**The task**
Pick each line containing "window" out of the records.

BEGIN

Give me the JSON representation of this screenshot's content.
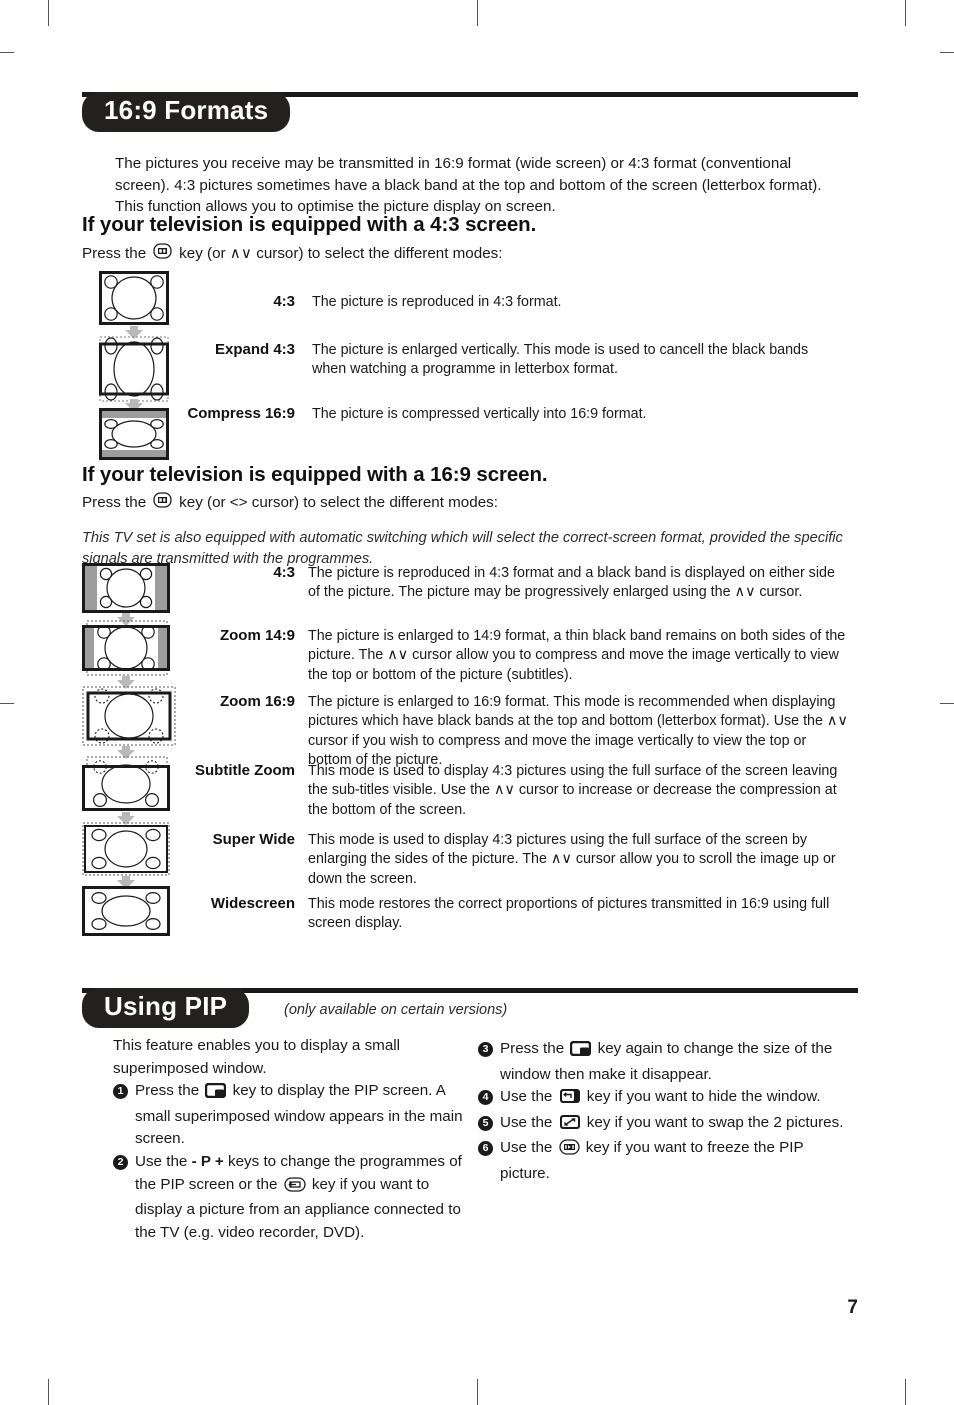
{
  "page": {
    "number": "7"
  },
  "sections": [
    {
      "title": "16:9 Formats",
      "note": "",
      "intro": "The pictures you receive may be transmitted in 16:9 format (wide screen) or 4:3 format (conventional screen). 4:3 pictures sometimes have a black band at the top and bottom of the screen (letterbox format). This function allows you to optimise the picture display on screen."
    },
    {
      "title": "Using PIP",
      "note": "(only available on certain versions)"
    }
  ],
  "subsection_43": {
    "heading": "If your television is equipped with a 4:3 screen.",
    "press_prefix": "Press the",
    "press_icon": "format-key-icon",
    "press_suffix": "key (or ∧∨ cursor) to select the different modes:",
    "formats": [
      {
        "label": "4:3",
        "description": "The picture is reproduced in 4:3 format.",
        "glyph": "tv-4by3"
      },
      {
        "label": "Expand 4:3",
        "description": "The picture is enlarged vertically. This mode is used to cancell the black bands when watching a programme in letterbox format.",
        "glyph": "tv-expand-4by3"
      },
      {
        "label": "Compress 16:9",
        "description": "The picture is compressed vertically into 16:9 format.",
        "glyph": "tv-compress-16by9"
      }
    ]
  },
  "subsection_169": {
    "heading": "If your television is equipped with a 16:9 screen.",
    "press_prefix": "Press the",
    "press_icon": "format-key-icon",
    "press_suffix": "key (or <> cursor) to select the different modes:",
    "italic_note": "This TV set is also equipped with automatic switching which will select the correct-screen format, provided the specific signals are transmitted with the programmes.",
    "formats": [
      {
        "label": "4:3",
        "description": "The picture is reproduced in 4:3 format and a black band is displayed on either side of the picture. The picture may be progressively enlarged using the ∧∨ cursor.",
        "glyph": "tv-wide-4by3"
      },
      {
        "label": "Zoom 14:9",
        "description": "The picture is enlarged to 14:9 format, a thin black band remains on both sides of the picture. The ∧∨ cursor allow you to compress and move the image vertically to view the top or bottom of the picture (subtitles).",
        "glyph": "tv-zoom-14by9"
      },
      {
        "label": "Zoom 16:9",
        "description": "The picture is enlarged to 16:9 format. This mode is recommended when displaying pictures which have black bands at the top and bottom (letterbox format). Use the ∧∨ cursor if you wish to compress and move the image vertically to view the top or bottom of the picture.",
        "glyph": "tv-zoom-16by9"
      },
      {
        "label": "Subtitle Zoom",
        "description": "This mode is used to display 4:3 pictures using the full surface of the screen leaving the sub-titles visible. Use the ∧∨ cursor to increase or decrease the compression at the bottom of the screen.",
        "glyph": "tv-subtitle-zoom"
      },
      {
        "label": "Super Wide",
        "description": "This mode is used to display 4:3 pictures using the full surface of the screen by enlarging the sides of the picture. The ∧∨ cursor allow you to scroll the image up or down the screen.",
        "glyph": "tv-super-wide"
      },
      {
        "label": "Widescreen",
        "description": "This mode restores the correct proportions of pictures transmitted in 16:9 using full screen display.",
        "glyph": "tv-widescreen"
      }
    ]
  },
  "pip": {
    "intro": "This feature enables you to display a small superimposed window.",
    "left_items": [
      {
        "number": "❶",
        "number_value": "1",
        "parts": [
          {
            "type": "text",
            "value": "Press the "
          },
          {
            "type": "icon",
            "value": "pip-key-icon"
          },
          {
            "type": "text",
            "value": " key to display the PIP screen. A small superimposed window appears in the main screen."
          }
        ]
      },
      {
        "number": "❷",
        "number_value": "2",
        "parts": [
          {
            "type": "text",
            "value": "Use the "
          },
          {
            "type": "bold",
            "value": "- P +"
          },
          {
            "type": "text",
            "value": " keys to change the programmes of the PIP screen or the "
          },
          {
            "type": "icon",
            "value": "av-source-key-icon"
          },
          {
            "type": "text",
            "value": " key if you want to display a picture from an appliance connected to the TV (e.g. video recorder, DVD)."
          }
        ]
      }
    ],
    "right_items": [
      {
        "number": "❸",
        "number_value": "3",
        "parts": [
          {
            "type": "text",
            "value": "Press the "
          },
          {
            "type": "icon",
            "value": "pip-key-icon"
          },
          {
            "type": "text",
            "value": " key again to change the size of the window then make it disappear."
          }
        ]
      },
      {
        "number": "❹",
        "number_value": "4",
        "parts": [
          {
            "type": "text",
            "value": "Use the "
          },
          {
            "type": "icon",
            "value": "hide-window-key-icon"
          },
          {
            "type": "text",
            "value": " key if you want to hide the window."
          }
        ]
      },
      {
        "number": "❺",
        "number_value": "5",
        "parts": [
          {
            "type": "text",
            "value": "Use the "
          },
          {
            "type": "icon",
            "value": "swap-pictures-key-icon"
          },
          {
            "type": "text",
            "value": " key if you want to swap the 2 pictures."
          }
        ]
      },
      {
        "number": "❻",
        "number_value": "6",
        "parts": [
          {
            "type": "text",
            "value": "Use the "
          },
          {
            "type": "icon",
            "value": "freeze-key-icon"
          },
          {
            "type": "text",
            "value": " key if you want to freeze the PIP picture."
          }
        ]
      }
    ]
  },
  "colors": {
    "ink": "#1a1a1a",
    "pill_background": "#232020",
    "pill_text": "#ffffff",
    "band_gray": "#9d9d9d",
    "arrow_gray": "#b9b9b9"
  }
}
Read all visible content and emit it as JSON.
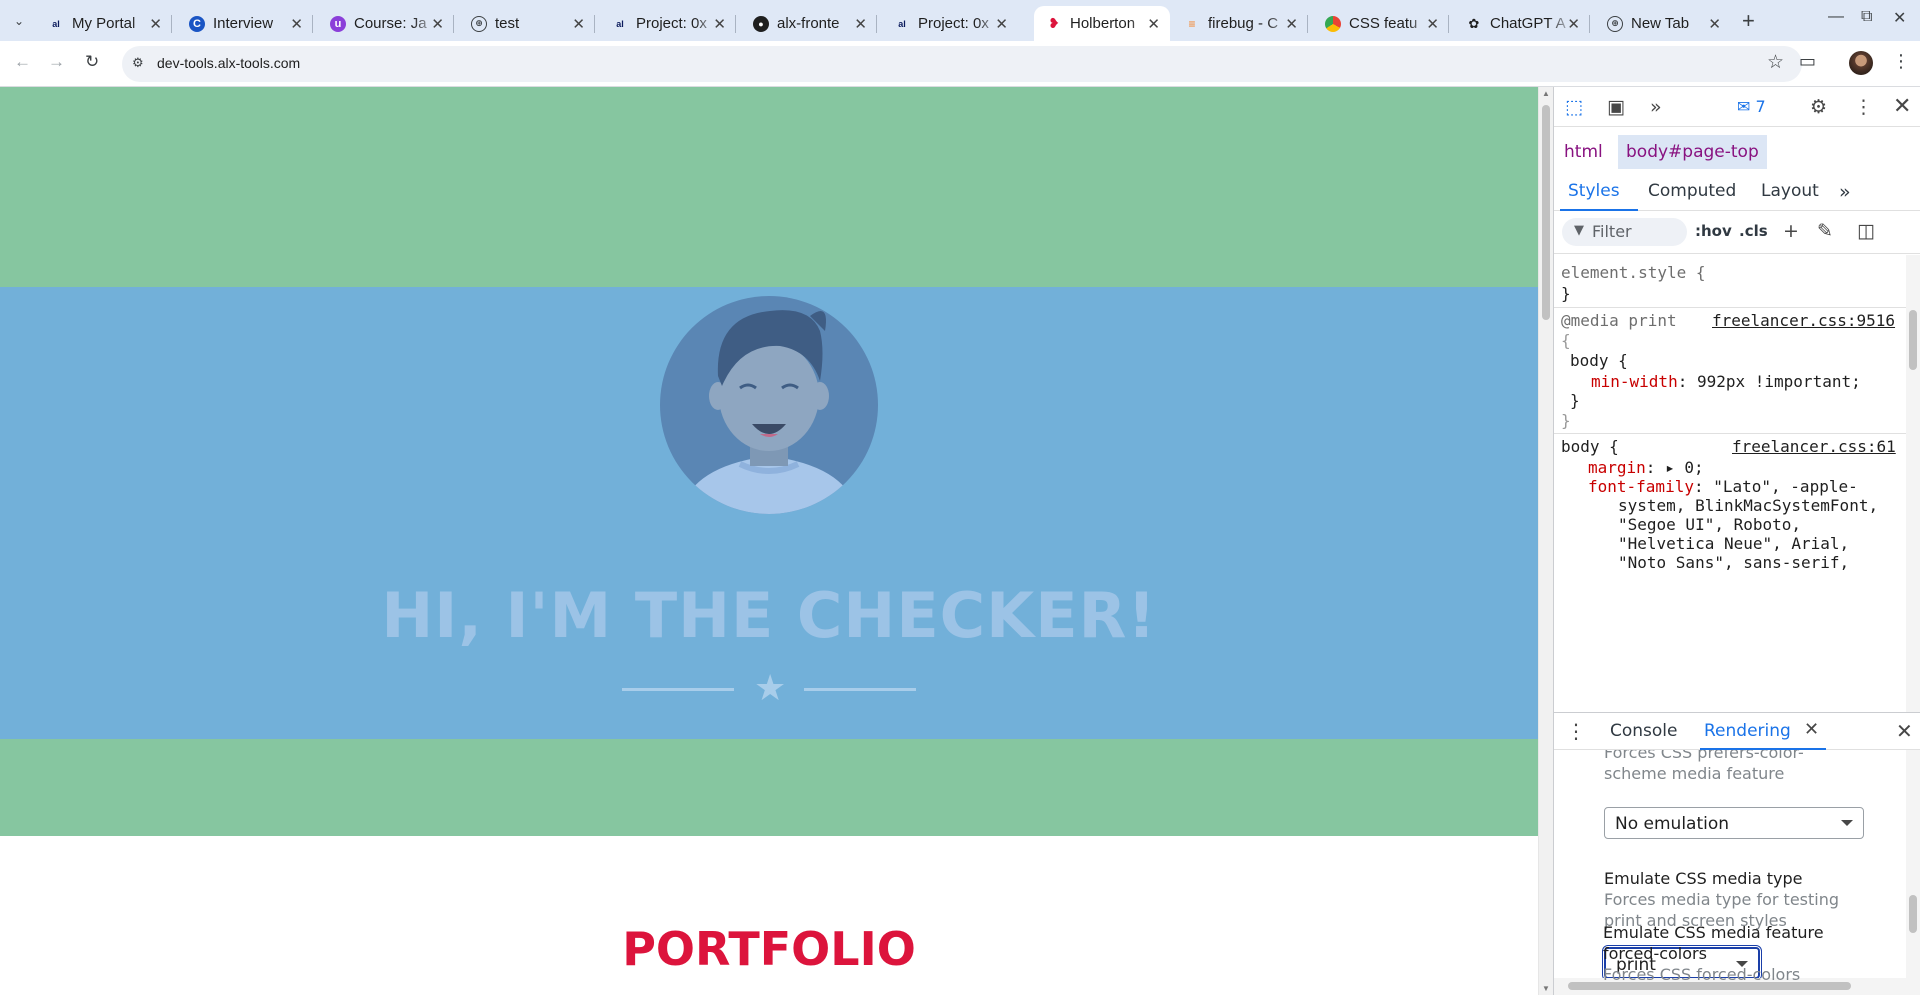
{
  "tabs": [
    {
      "title": "My Portal",
      "favicon": "alx-icon",
      "active": false
    },
    {
      "title": "Interview",
      "favicon": "c-logo-icon",
      "active": false
    },
    {
      "title": "Course: Ja",
      "favicon": "course-icon",
      "active": false
    },
    {
      "title": "test",
      "favicon": "globe-icon",
      "active": false
    },
    {
      "title": "Project: 0x",
      "favicon": "alx-icon",
      "active": false
    },
    {
      "title": "alx-fronte",
      "favicon": "github-icon",
      "active": false
    },
    {
      "title": "Project: 0x",
      "favicon": "alx-icon",
      "active": false
    },
    {
      "title": "Holberton",
      "favicon": "holberton-icon",
      "active": true
    },
    {
      "title": "firebug - C",
      "favicon": "stackoverflow-icon",
      "active": false
    },
    {
      "title": "CSS featu",
      "favicon": "chrome-icon",
      "active": false
    },
    {
      "title": "ChatGPT A",
      "favicon": "chatgpt-icon",
      "active": false
    },
    {
      "title": "New Tab",
      "favicon": "globe-icon",
      "active": false
    }
  ],
  "address_bar": {
    "url": "dev-tools.alx-tools.com"
  },
  "page": {
    "hero_title": "HI, I'M THE CHECKER!",
    "section_title": "PORTFOLIO",
    "colors": {
      "green_band": "#86c6a0",
      "blue_band": "#72b0d9",
      "accent": "#dc143c"
    }
  },
  "devtools": {
    "issues_count": "7",
    "breadcrumbs": [
      "html",
      "body#page-top"
    ],
    "subtabs": [
      "Styles",
      "Computed",
      "Layout"
    ],
    "active_subtab": "Styles",
    "filter_placeholder": "Filter",
    "filter_buttons": {
      "hov": ":hov",
      "cls": ".cls"
    },
    "styles": {
      "element_style_open": "element.style {",
      "close_brace": "}",
      "media_rule": "@media print",
      "media_source": "freelancer.css:9516",
      "open_brace": "{",
      "body_selector": "body {",
      "min_width_prop": "min-width",
      "min_width_val": "992px !important;",
      "body_rule_source": "freelancer.css:61",
      "margin_prop": "margin",
      "margin_val": "0;",
      "font_family_prop": "font-family",
      "font_family_lines": [
        "\"Lato\", -apple-",
        "system, BlinkMacSystemFont,",
        "\"Segoe UI\", Roboto,",
        "\"Helvetica Neue\", Arial,",
        "\"Noto Sans\", sans-serif,"
      ]
    },
    "drawer_tabs": [
      "Console",
      "Rendering"
    ],
    "active_drawer_tab": "Rendering",
    "rendering": {
      "color_scheme_desc": [
        "Forces CSS prefers-color-",
        "scheme media feature"
      ],
      "color_scheme_value": "No emulation",
      "media_type_heading": "Emulate CSS media type",
      "media_type_desc": [
        "Forces media type for testing",
        "print and screen styles"
      ],
      "media_type_value": "print",
      "forced_colors_heading": [
        "Emulate CSS media feature",
        "forced-colors"
      ],
      "forced_colors_desc": "Forces CSS forced-colors"
    }
  }
}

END

**Solution for this problem**
    "intro": "This feature enables you to display a small superimposed window.",
            "value": " key to display the PIP screen. A small superimposed window appears in the main screen."
            "value": " key again to change the size of the window then make it disappear."
            "value": "hide-window-key-icon"
            "value": " key if you want to hide the window."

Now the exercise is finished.